Report the count of lines below that include "selected", without any other text.

INPUT RECORDS:
**********
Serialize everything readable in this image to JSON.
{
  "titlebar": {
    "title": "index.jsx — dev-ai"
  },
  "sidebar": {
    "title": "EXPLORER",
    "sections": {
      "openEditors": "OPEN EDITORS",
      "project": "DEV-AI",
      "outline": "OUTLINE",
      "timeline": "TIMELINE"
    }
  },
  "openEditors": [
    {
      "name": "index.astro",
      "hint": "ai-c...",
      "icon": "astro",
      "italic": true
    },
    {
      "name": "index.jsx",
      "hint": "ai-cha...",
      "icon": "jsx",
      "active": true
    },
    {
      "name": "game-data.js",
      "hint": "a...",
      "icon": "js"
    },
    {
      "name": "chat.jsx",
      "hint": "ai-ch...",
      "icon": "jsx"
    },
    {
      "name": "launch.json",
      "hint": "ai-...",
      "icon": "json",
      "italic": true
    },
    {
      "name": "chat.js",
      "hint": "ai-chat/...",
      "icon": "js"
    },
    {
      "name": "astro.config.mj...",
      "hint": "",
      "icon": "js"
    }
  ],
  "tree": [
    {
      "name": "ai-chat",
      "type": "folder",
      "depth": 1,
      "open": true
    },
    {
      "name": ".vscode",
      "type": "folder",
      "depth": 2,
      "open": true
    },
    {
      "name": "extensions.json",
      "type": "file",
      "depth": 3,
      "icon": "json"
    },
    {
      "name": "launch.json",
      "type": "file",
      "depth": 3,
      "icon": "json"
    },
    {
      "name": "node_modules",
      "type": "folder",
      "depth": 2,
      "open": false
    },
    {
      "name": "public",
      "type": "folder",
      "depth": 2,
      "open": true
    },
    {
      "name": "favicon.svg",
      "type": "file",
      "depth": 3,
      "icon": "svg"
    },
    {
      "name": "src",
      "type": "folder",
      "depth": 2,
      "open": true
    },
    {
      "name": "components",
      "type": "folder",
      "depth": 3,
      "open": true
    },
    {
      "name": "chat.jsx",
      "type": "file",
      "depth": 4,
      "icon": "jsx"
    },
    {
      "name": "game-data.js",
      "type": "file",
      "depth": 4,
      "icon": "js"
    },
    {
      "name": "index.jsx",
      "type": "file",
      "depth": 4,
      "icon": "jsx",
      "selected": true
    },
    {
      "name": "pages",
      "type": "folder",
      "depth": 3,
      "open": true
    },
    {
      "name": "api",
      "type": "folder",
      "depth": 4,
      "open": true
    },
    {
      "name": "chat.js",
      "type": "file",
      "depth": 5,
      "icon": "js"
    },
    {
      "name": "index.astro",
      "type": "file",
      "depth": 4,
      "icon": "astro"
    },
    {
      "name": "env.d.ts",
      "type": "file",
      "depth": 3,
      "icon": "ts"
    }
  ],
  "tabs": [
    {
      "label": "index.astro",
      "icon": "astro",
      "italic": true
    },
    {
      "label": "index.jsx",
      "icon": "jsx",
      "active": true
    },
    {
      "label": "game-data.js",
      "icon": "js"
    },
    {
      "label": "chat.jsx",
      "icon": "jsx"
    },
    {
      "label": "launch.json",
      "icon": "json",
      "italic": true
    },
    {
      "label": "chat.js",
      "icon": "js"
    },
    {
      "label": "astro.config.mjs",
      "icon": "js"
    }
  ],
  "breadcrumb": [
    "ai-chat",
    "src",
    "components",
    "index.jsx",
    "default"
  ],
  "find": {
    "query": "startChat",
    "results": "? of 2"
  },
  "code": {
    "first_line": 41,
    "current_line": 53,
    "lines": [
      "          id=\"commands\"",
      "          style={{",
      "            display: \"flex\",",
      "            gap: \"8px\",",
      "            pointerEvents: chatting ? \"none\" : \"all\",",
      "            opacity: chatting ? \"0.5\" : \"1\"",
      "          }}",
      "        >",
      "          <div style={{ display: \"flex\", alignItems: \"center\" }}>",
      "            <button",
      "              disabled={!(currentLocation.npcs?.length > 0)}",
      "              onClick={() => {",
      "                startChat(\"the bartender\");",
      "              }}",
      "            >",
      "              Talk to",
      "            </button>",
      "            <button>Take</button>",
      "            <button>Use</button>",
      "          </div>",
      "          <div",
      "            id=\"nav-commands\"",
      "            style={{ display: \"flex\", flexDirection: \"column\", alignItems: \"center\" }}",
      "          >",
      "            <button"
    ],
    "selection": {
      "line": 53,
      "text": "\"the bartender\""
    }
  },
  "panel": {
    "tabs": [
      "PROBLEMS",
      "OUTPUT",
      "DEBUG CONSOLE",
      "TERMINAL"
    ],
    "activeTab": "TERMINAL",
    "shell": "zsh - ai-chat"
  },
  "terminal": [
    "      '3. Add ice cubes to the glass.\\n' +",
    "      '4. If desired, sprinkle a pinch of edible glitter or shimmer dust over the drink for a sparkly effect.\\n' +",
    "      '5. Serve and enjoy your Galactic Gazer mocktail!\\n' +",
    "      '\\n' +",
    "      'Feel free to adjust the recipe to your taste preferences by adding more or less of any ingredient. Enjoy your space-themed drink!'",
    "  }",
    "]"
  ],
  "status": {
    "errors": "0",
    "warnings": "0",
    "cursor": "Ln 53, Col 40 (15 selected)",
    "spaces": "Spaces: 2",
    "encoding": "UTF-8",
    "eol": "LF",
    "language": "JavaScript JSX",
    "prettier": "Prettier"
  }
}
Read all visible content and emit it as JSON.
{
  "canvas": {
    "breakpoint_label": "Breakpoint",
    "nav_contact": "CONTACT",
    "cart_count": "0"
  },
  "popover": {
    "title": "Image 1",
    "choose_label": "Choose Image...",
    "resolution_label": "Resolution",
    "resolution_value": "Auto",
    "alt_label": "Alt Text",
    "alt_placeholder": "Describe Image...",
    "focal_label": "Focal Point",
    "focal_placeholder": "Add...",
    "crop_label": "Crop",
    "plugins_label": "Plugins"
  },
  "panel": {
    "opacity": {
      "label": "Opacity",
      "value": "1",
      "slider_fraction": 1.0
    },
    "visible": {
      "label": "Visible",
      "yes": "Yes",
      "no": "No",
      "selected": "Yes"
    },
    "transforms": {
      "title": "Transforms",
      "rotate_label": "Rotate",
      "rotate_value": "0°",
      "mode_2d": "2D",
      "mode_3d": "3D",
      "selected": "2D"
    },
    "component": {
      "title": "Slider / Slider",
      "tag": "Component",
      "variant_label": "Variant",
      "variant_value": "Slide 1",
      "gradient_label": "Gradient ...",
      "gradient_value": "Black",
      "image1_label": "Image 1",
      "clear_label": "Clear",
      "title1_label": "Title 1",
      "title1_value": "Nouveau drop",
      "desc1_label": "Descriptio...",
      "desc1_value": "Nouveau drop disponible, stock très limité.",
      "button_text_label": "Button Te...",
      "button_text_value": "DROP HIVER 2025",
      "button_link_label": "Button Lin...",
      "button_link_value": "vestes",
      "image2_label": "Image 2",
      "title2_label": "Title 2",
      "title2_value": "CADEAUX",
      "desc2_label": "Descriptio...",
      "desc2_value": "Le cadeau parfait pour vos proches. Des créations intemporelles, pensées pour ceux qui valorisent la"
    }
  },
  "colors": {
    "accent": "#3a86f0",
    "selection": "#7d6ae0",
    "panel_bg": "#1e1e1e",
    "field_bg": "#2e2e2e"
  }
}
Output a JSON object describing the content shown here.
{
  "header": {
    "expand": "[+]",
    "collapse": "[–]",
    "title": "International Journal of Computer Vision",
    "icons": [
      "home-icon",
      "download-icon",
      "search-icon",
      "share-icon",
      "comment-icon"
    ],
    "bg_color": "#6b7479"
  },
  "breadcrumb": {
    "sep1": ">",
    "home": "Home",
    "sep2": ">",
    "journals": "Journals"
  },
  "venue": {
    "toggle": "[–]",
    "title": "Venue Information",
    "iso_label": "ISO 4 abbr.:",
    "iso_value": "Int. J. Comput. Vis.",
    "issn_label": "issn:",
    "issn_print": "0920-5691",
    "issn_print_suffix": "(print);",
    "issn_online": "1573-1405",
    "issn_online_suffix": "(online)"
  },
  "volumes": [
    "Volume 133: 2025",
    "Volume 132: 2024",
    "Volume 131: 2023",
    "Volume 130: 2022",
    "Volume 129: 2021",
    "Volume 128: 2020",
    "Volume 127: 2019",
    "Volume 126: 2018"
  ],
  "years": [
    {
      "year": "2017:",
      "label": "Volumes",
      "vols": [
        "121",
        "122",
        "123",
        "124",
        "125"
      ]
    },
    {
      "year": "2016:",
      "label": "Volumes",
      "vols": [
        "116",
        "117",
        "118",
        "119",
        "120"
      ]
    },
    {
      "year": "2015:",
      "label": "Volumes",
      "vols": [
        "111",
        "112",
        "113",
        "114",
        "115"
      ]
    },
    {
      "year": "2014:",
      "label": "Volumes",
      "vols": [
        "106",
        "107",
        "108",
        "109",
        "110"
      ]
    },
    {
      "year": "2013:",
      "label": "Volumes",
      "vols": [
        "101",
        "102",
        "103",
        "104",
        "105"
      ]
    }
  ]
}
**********
ANSWER BELOW: 4